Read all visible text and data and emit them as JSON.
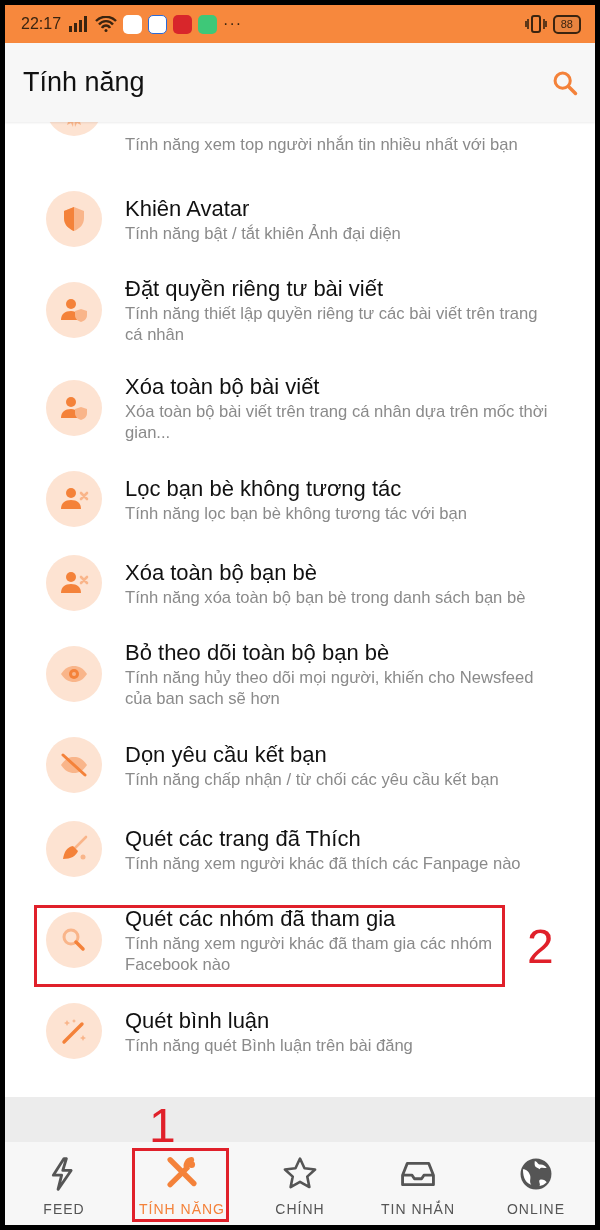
{
  "status_bar": {
    "time": "22:17",
    "more": "···",
    "battery": "88"
  },
  "header": {
    "title": "Tính năng"
  },
  "features": [
    {
      "kind": "ribbon",
      "subtitle": "Tính năng xem top người nhắn tin nhiều nhất với bạn"
    },
    {
      "kind": "shield",
      "title": "Khiên Avatar",
      "subtitle": "Tính năng bật / tắt khiên Ảnh đại diện"
    },
    {
      "kind": "privacy",
      "title": "Đặt quyền riêng tư bài viết",
      "subtitle": "Tính năng thiết lập quyền riêng tư các bài viết trên trang cá nhân"
    },
    {
      "kind": "privacy",
      "title": "Xóa toàn bộ bài viết",
      "subtitle": "Xóa toàn bộ bài viết trên trang cá nhân dựa trên mốc thời gian..."
    },
    {
      "kind": "unfriend",
      "title": "Lọc bạn bè không tương tác",
      "subtitle": "Tính năng lọc bạn bè không tương tác với bạn"
    },
    {
      "kind": "unfriend",
      "title": "Xóa toàn bộ bạn bè",
      "subtitle": "Tính năng xóa toàn bộ bạn bè trong danh sách bạn bè"
    },
    {
      "kind": "eye",
      "title": "Bỏ theo dõi toàn bộ bạn bè",
      "subtitle": "Tính năng hủy theo dõi mọi người, khiến cho Newsfeed của ban sach sẽ hơn"
    },
    {
      "kind": "hidden",
      "title": "Dọn yêu cầu kết bạn",
      "subtitle": "Tính năng chấp nhận / từ chối các yêu cầu kết bạn"
    },
    {
      "kind": "broom",
      "title": "Quét các trang đã Thích",
      "subtitle": "Tính năng xem người khác đã thích các Fanpage nào"
    },
    {
      "kind": "search",
      "title": "Quét các nhóm đã tham gia",
      "subtitle": "Tính năng xem người khác đã tham gia các nhóm Facebook nào",
      "marker": "2"
    },
    {
      "kind": "wand",
      "title": "Quét bình luận",
      "subtitle": "Tính năng quét Bình luận trên bài đăng"
    }
  ],
  "bottom_nav": [
    {
      "kind": "bolt",
      "label": "FEED",
      "selected": false
    },
    {
      "kind": "tools",
      "label": "TÍNH NĂNG",
      "selected": true,
      "marker": "1"
    },
    {
      "kind": "star",
      "label": "CHÍNH",
      "selected": false
    },
    {
      "kind": "inbox",
      "label": "TIN NHẮN",
      "selected": false
    },
    {
      "kind": "globe",
      "label": "ONLINE",
      "selected": false
    }
  ]
}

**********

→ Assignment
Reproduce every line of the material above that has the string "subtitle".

→ Result of the exercise
      "subtitle": "Tính năng xem top người nhắn tin nhiều nhất với bạn"
      "subtitle": "Tính năng bật / tắt khiên Ảnh đại diện"
      "subtitle": "Tính năng thiết lập quyền riêng tư các bài viết trên trang cá nhân"
      "subtitle": "Xóa toàn bộ bài viết trên trang cá nhân dựa trên mốc thời gian..."
      "subtitle": "Tính năng lọc bạn bè không tương tác với bạn"
      "subtitle": "Tính năng xóa toàn bộ bạn bè trong danh sách bạn bè"
      "subtitle": "Tính năng hủy theo dõi mọi người, khiến cho Newsfeed của ban sach sẽ hơn"
      "subtitle": "Tính năng chấp nhận / từ chối các yêu cầu kết bạn"
      "subtitle": "Tính năng xem người khác đã thích các Fanpage nào"
      "subtitle": "Tính năng xem người khác đã tham gia các nhóm Facebook nào",
      "subtitle": "Tính năng quét Bình luận trên bài đăng"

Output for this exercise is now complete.